* **Prompt**
In full and without edits, write out the data that follows.

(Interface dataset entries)
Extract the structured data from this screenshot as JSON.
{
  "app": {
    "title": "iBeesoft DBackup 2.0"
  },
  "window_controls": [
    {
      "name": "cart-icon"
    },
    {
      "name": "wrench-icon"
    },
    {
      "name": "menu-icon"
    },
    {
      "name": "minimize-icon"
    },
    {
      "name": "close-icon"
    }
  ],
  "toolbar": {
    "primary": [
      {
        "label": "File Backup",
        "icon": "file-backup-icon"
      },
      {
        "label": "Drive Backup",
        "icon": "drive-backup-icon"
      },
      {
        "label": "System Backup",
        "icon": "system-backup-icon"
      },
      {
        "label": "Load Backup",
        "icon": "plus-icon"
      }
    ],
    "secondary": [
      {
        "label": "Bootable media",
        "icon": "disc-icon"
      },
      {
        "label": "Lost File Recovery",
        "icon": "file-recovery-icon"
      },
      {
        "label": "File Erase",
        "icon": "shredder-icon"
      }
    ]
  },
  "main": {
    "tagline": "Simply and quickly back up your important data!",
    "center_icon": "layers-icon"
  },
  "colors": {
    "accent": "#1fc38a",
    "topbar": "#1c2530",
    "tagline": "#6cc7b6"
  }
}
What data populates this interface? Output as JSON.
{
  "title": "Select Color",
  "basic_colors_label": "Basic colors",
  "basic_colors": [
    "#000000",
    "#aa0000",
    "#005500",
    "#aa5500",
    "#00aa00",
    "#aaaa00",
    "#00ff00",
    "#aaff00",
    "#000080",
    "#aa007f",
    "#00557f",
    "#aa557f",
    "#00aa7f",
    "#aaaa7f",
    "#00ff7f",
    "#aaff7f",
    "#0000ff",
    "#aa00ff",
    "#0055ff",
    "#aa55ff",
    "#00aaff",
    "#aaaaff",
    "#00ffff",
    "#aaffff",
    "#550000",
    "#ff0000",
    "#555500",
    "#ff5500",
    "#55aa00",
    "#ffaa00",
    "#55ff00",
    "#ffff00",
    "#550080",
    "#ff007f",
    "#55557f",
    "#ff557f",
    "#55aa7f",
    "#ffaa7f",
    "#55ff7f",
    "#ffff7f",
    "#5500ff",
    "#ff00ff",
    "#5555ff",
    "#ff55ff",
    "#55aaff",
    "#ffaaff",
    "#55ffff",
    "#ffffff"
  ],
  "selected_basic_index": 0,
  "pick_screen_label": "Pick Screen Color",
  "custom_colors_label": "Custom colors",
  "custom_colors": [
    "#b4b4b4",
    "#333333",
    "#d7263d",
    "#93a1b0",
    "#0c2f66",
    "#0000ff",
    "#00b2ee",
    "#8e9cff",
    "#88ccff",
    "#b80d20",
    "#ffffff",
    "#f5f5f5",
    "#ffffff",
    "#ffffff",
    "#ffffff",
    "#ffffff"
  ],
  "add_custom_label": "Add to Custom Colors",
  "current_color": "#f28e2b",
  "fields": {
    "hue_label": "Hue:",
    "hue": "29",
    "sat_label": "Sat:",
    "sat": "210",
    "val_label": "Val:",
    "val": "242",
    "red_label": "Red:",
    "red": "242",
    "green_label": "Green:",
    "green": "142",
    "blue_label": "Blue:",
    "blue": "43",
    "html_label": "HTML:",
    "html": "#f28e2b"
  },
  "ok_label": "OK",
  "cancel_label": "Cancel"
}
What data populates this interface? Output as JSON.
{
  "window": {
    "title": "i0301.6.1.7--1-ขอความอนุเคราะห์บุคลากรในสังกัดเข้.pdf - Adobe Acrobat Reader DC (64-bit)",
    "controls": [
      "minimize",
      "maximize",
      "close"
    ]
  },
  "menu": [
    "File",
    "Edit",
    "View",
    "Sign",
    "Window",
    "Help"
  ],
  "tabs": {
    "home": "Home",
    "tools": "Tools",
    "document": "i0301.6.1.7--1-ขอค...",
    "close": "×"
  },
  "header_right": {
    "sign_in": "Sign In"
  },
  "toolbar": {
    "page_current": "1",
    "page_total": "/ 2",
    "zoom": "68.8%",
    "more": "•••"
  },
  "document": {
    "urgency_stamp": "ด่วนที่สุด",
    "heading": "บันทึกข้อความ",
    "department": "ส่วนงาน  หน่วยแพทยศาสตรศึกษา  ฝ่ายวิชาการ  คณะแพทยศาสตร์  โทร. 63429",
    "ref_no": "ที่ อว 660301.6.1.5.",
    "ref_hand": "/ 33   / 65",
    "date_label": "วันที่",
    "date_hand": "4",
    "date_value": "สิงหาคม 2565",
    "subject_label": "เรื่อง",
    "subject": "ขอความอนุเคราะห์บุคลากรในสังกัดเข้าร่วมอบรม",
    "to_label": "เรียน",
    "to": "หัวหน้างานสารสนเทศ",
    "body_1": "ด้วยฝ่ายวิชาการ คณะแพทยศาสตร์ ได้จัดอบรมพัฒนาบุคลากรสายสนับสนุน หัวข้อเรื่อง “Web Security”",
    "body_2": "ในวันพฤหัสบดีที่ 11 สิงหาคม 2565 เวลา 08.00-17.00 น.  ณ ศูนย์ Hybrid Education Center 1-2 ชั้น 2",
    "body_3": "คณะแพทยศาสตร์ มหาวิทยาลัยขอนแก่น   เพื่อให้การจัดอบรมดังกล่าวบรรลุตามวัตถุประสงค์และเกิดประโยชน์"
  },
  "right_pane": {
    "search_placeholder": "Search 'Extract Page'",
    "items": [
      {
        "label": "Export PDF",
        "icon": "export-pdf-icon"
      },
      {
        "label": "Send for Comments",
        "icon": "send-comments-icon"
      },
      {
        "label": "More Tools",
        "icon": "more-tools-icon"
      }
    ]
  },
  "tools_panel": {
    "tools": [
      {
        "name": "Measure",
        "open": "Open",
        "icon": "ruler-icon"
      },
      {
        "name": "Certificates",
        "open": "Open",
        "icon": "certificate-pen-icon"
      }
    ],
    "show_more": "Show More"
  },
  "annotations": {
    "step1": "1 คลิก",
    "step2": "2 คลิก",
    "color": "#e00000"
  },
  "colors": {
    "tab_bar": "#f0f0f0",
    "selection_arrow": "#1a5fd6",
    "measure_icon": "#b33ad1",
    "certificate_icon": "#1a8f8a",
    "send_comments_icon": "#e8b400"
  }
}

* **Your solution**
Extract the structured data from this screenshot as JSON.
{
  "app": {
    "title": "iBeesoft DBackup 2.0"
  },
  "window_controls": [
    {
      "name": "cart-icon"
    },
    {
      "name": "wrench-icon"
    },
    {
      "name": "menu-icon"
    },
    {
      "name": "minimize-icon"
    },
    {
      "name": "close-icon"
    }
  ],
  "toolbar": {
    "primary": [
      {
        "label": "File Backup",
        "icon": "file-backup-icon"
      },
      {
        "label": "Drive Backup",
        "icon": "drive-backup-icon"
      },
      {
        "label": "System Backup",
        "icon": "system-backup-icon"
      },
      {
        "label": "Load Backup",
        "icon": "plus-icon"
      }
    ],
    "secondary": [
      {
        "label": "Bootable media",
        "icon": "disc-icon"
      },
      {
        "label": "Lost File Recovery",
        "icon": "file-recovery-icon"
      },
      {
        "label": "File Erase",
        "icon": "shredder-icon"
      }
    ]
  },
  "main": {
    "tagline": "Simply and quickly back up your important data!",
    "center_icon": "layers-icon"
  },
  "colors": {
    "accent": "#1fc38a",
    "topbar": "#1c2530",
    "tagline": "#6cc7b6"
  }
}
What data populates this interface? Output as JSON.
{
  "title": "Select Color",
  "basic_colors_label": "Basic colors",
  "basic_colors": [
    "#000000",
    "#aa0000",
    "#005500",
    "#aa5500",
    "#00aa00",
    "#aaaa00",
    "#00ff00",
    "#aaff00",
    "#000080",
    "#aa007f",
    "#00557f",
    "#aa557f",
    "#00aa7f",
    "#aaaa7f",
    "#00ff7f",
    "#aaff7f",
    "#0000ff",
    "#aa00ff",
    "#0055ff",
    "#aa55ff",
    "#00aaff",
    "#aaaaff",
    "#00ffff",
    "#aaffff",
    "#550000",
    "#ff0000",
    "#555500",
    "#ff5500",
    "#55aa00",
    "#ffaa00",
    "#55ff00",
    "#ffff00",
    "#550080",
    "#ff007f",
    "#55557f",
    "#ff557f",
    "#55aa7f",
    "#ffaa7f",
    "#55ff7f",
    "#ffff7f",
    "#5500ff",
    "#ff00ff",
    "#5555ff",
    "#ff55ff",
    "#55aaff",
    "#ffaaff",
    "#55ffff",
    "#ffffff"
  ],
  "selected_basic_index": 0,
  "pick_screen_label": "Pick Screen Color",
  "custom_colors_label": "Custom colors",
  "custom_colors": [
    "#b4b4b4",
    "#333333",
    "#d7263d",
    "#93a1b0",
    "#0c2f66",
    "#0000ff",
    "#00b2ee",
    "#8e9cff",
    "#88ccff",
    "#b80d20",
    "#ffffff",
    "#f5f5f5",
    "#ffffff",
    "#ffffff",
    "#ffffff",
    "#ffffff"
  ],
  "add_custom_label": "Add to Custom Colors",
  "current_color": "#f28e2b",
  "fields": {
    "hue_label": "Hue:",
    "hue": "29",
    "sat_label": "Sat:",
    "sat": "210",
    "val_label": "Val:",
    "val": "242",
    "red_label": "Red:",
    "red": "242",
    "green_label": "Green:",
    "green": "142",
    "blue_label": "Blue:",
    "blue": "43",
    "html_label": "HTML:",
    "html": "#f28e2b"
  },
  "ok_label": "OK",
  "cancel_label": "Cancel"
}
What data populates this interface? Output as JSON.
{
  "window": {
    "title": "i0301.6.1.7--1-ขอความอนุเคราะห์บุคลากรในสังกัดเข้.pdf - Adobe Acrobat Reader DC (64-bit)",
    "controls": [
      "minimize",
      "maximize",
      "close"
    ]
  },
  "menu": [
    "File",
    "Edit",
    "View",
    "Sign",
    "Window",
    "Help"
  ],
  "tabs": {
    "home": "Home",
    "tools": "Tools",
    "document": "i0301.6.1.7--1-ขอค...",
    "close": "×"
  },
  "header_right": {
    "sign_in": "Sign In"
  },
  "toolbar": {
    "page_current": "1",
    "page_total": "/ 2",
    "zoom": "68.8%",
    "more": "•••"
  },
  "document": {
    "urgency_stamp": "ด่วนที่สุด",
    "heading": "บันทึกข้อความ",
    "department": "ส่วนงาน  หน่วยแพทยศาสตรศึกษา  ฝ่ายวิชาการ  คณะแพทยศาสตร์  โทร. 63429",
    "ref_no": "ที่ อว 660301.6.1.5.",
    "ref_hand": "/ 33   / 65",
    "date_label": "วันที่",
    "date_hand": "4",
    "date_value": "สิงหาคม 2565",
    "subject_label": "เรื่อง",
    "subject": "ขอความอนุเคราะห์บุคลากรในสังกัดเข้าร่วมอบรม",
    "to_label": "เรียน",
    "to": "หัวหน้างานสารสนเทศ",
    "body_1": "ด้วยฝ่ายวิชาการ คณะแพทยศาสตร์ ได้จัดอบรมพัฒนาบุคลากรสายสนับสนุน หัวข้อเรื่อง “Web Security”",
    "body_2": "ในวันพฤหัสบดีที่ 11 สิงหาคม 2565 เวลา 08.00-17.00 น.  ณ ศูนย์ Hybrid Education Center 1-2 ชั้น 2",
    "body_3": "คณะแพทยศาสตร์ มหาวิทยาลัยขอนแก่น   เพื่อให้การจัดอบรมดังกล่าวบรรลุตามวัตถุประสงค์และเกิดประโยชน์"
  },
  "right_pane": {
    "search_placeholder": "Search 'Extract Page'",
    "items": [
      {
        "label": "Export PDF",
        "icon": "export-pdf-icon"
      },
      {
        "label": "Send for Comments",
        "icon": "send-comments-icon"
      },
      {
        "label": "More Tools",
        "icon": "more-tools-icon"
      }
    ]
  },
  "tools_panel": {
    "tools": [
      {
        "name": "Measure",
        "open": "Open",
        "icon": "ruler-icon"
      },
      {
        "name": "Certificates",
        "open": "Open",
        "icon": "certificate-pen-icon"
      }
    ],
    "show_more": "Show More"
  },
  "annotations": {
    "step1": "1 คลิก",
    "step2": "2 คลิก",
    "color": "#e00000"
  },
  "colors": {
    "tab_bar": "#f0f0f0",
    "selection_arrow": "#1a5fd6",
    "measure_icon": "#b33ad1",
    "certificate_icon": "#1a8f8a",
    "send_comments_icon": "#e8b400"
  }
}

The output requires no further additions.